Instead, for whatever reason, our universe seems to operate much like one that came into existence spontaneously after a brief period of very rapid inflation came to an end. We have excellent predictive models that demonstrate this fact and yet, none of these models need god to balance the equations.
Here I'm reminded of Pierre-Simon Laplace when Napoleon asked him why his model of the solar system did not include god,"Je n'avais pas besoin de cette hypothèse-là!" (roughly, I did not need to make such an assumption.)
As I mentioned above, I don't view any of this as a pessimistic take on things at all. In fact, I believe it to be quite the opposite. This sort of worldview affords the opportunity to not only have a deeper understanding of our universe and its mechanics but also our origins, the stars. It allows us to see (and appreciate) a deep rooted connectivity that we share with the entire universe, every atom in our body is the echo of a cosmic event that happened 13.7 billion years ago. Every element in our being was forged in an ancient generation of stars that exploded violently and seeded our universe with the raw material needed to build each one of us.
We are all connected to the universe, in fact I would say, we are the universe, an assembly of matter and energy that has, over the course of 13 billion years, become aware of itself.
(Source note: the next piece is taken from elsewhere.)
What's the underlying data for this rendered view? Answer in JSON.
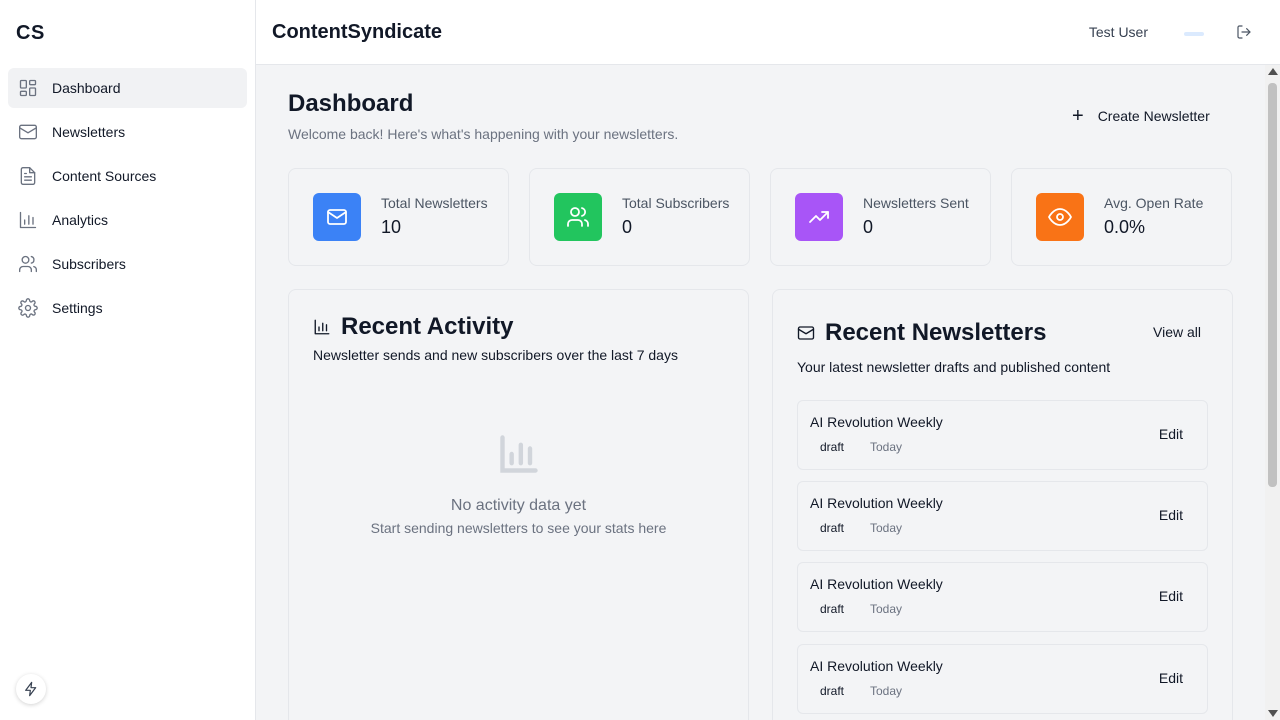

You might say we are the universe experiencing itself. From this take we can see a picture of the universe where hurting another person, or condemning them to eternal torture is madness for you are only hurting yourself, truly. In a worldview that shows a deep seeded connectivity to everything around us, why would we partake in such self destructive insanity?
I'm getting a bit off topic so suffice it to say, this is hardly a pessimistic way of seeing the world.
Ultimately, the idea that our universe was fine tuned by an omnipotent, omniscient being is hardly optimistic (being that generally said deity turns out to be a bit of a tyrant), and certainly is not supported by any sort of empirical evidence. Any engineer that would design an area in which less than 1% of the mass in the area is going to be used for the purpose he was designing it for would be fired.